Additionally, routine maintenance, such as cleaning and conditioning the guitar, helps to preserve its appearance and protect its finish. It removes dirt, oils, and grime that can accumulate over time, ensuring that the guitar not only looks its best but also maintains its original luster.
Regular maintenance aids in preserving the instrument’s sound quality. Adjusting the action, intonation, and truss rod, for example, helps to ensure optimal playability and tonal balance. String changes and proper tuning also play a crucial role in maintaining the guitar’s desired sound and performance.
Overall, routine inspection and maintenance are integral in extending the life of a guitar, optimizing its playability, preserving its aesthetics, and enhancing the enjoyment of playing an instrument that is in its best possible condition.
A guitarist’s relationship with their instrument goes beyond the strings and frets. By understanding “How Climate Changes Affect Your Guitar: What You Need to Know,” you can ensure its longevity and resonance for years to come.
1. How does high temperature affect my guitar? High temperatures can cause the wood to expand, leading to warping, bulging, or even cracking.
2. Is cold weather harmful to my guitar? Yes, cold weather can cause the wood to contract, leading to potential cracking or finish checking.
3. What is the ideal humidity level for my guitar?
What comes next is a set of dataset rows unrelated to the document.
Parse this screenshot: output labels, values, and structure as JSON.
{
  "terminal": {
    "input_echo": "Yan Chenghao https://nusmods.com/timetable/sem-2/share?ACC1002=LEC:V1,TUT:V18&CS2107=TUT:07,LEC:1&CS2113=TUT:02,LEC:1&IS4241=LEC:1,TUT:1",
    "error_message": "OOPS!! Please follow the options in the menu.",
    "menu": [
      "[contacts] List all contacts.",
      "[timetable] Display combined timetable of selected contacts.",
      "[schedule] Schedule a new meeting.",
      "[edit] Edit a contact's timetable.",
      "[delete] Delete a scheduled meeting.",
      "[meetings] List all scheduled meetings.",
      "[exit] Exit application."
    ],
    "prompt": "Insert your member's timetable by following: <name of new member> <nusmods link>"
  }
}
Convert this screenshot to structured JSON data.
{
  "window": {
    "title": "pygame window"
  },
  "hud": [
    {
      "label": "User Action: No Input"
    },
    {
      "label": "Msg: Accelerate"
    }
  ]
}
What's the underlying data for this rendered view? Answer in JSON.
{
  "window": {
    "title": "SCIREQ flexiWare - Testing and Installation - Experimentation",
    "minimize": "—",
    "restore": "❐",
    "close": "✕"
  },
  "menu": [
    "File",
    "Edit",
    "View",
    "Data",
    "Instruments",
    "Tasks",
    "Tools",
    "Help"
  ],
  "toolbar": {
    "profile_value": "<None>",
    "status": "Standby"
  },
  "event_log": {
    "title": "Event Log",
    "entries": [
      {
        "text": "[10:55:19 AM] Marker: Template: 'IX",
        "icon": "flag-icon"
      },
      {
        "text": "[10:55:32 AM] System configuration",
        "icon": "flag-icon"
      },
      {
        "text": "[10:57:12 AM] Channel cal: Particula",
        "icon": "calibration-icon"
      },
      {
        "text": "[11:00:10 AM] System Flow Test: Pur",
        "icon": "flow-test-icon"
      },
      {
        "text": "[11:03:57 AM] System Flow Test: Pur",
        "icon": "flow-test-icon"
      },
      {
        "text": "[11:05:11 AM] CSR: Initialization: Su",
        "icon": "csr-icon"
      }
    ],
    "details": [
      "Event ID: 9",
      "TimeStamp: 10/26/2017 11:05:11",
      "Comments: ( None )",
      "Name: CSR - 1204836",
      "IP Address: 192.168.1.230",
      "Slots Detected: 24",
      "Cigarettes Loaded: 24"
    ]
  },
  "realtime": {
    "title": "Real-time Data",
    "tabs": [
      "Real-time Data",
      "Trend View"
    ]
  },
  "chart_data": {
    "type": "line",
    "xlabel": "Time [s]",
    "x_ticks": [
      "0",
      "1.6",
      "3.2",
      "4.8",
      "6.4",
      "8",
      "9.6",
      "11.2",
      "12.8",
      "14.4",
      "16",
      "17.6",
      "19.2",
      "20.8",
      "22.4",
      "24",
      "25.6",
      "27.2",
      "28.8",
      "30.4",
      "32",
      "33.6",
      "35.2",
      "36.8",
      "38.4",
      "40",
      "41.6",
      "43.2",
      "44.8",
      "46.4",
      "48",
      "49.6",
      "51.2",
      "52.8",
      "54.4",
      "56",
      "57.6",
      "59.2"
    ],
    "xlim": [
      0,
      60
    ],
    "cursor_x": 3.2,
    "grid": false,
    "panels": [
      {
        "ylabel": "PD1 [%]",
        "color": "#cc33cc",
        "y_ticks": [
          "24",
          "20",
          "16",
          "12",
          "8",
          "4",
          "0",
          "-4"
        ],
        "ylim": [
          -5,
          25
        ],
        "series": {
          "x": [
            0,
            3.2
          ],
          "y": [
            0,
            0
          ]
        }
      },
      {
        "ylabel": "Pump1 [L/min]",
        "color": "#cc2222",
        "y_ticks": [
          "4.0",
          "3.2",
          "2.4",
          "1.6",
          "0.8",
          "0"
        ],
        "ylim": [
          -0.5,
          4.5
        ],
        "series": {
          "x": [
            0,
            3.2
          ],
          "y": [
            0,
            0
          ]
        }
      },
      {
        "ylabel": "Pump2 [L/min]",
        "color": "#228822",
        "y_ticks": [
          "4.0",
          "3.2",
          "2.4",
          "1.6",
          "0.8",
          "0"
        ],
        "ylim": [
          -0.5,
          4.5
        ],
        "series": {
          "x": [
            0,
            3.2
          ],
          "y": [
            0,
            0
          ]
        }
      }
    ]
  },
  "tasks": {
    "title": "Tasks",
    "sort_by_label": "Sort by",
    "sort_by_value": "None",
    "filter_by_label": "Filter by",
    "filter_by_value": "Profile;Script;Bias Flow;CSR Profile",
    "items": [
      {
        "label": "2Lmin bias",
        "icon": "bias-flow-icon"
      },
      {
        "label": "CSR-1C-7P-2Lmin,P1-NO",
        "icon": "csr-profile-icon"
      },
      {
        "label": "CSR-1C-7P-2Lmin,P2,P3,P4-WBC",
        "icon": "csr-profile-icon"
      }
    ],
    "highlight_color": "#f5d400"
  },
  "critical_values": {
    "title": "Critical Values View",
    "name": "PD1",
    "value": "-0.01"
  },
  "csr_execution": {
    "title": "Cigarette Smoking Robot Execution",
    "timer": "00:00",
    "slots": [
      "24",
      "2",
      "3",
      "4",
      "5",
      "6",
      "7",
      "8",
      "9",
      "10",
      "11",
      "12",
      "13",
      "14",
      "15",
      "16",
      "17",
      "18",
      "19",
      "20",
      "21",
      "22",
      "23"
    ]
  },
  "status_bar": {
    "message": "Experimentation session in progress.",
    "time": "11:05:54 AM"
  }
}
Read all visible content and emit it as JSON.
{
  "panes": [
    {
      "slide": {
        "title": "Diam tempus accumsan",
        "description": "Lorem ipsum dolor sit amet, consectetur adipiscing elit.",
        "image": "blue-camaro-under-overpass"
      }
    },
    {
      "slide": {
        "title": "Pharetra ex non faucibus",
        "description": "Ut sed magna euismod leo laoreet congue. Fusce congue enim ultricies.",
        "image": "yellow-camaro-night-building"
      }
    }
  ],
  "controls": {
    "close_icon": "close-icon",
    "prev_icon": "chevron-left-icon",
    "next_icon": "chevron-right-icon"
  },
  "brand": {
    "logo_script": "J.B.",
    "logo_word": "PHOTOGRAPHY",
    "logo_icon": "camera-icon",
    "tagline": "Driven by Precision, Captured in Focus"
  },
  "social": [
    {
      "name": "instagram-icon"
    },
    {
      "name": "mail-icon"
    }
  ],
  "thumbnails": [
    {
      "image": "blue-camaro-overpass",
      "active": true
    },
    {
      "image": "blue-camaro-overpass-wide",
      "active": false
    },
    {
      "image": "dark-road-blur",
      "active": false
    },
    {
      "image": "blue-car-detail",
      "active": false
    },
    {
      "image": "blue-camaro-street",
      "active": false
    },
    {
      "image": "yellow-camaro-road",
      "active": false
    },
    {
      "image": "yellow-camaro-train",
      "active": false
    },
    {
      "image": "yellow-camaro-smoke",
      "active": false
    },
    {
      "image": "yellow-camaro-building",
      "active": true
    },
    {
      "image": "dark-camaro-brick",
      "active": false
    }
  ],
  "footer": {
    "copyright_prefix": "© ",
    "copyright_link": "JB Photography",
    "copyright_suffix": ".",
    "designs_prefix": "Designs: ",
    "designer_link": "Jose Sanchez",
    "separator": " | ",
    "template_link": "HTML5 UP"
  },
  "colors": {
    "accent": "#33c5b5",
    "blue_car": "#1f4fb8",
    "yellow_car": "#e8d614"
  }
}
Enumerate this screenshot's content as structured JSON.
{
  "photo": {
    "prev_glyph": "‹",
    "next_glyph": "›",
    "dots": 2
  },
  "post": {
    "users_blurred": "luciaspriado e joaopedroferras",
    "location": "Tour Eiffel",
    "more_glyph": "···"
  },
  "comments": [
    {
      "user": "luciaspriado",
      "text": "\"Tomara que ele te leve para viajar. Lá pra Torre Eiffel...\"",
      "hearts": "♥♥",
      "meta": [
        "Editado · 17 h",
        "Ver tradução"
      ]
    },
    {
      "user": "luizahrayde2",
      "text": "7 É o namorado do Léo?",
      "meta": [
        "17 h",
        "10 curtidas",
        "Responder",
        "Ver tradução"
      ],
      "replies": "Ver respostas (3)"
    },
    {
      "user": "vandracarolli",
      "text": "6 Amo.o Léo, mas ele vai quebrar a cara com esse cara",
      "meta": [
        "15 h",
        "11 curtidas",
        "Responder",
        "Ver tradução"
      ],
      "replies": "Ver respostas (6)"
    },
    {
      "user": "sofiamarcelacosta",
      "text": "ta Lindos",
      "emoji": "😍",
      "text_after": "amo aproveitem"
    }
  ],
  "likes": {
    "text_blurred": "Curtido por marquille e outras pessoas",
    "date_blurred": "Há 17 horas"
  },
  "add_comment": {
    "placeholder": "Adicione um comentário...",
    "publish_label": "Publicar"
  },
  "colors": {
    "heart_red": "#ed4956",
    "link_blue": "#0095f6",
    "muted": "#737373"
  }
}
The ideal humidity level for most guitars is between 45% and 55%.
4. How can I control the humidity levels for my guitar? You can use a guitar humidifier to regulate the humidity levels within your guitar case.
5. What impact does climate change have on guitar manufacturing? Climate change can impact the availability and quality of certain woods used in guitar construction, possibly affecting the quality and cost of guitars in the future.
6. Are there any sustainable practices for guitar care? Yes, using eco-friendly cleaning products, practicing proper disposal of old strings, and supporting manufacturers who use sustainable wood are just a few practices.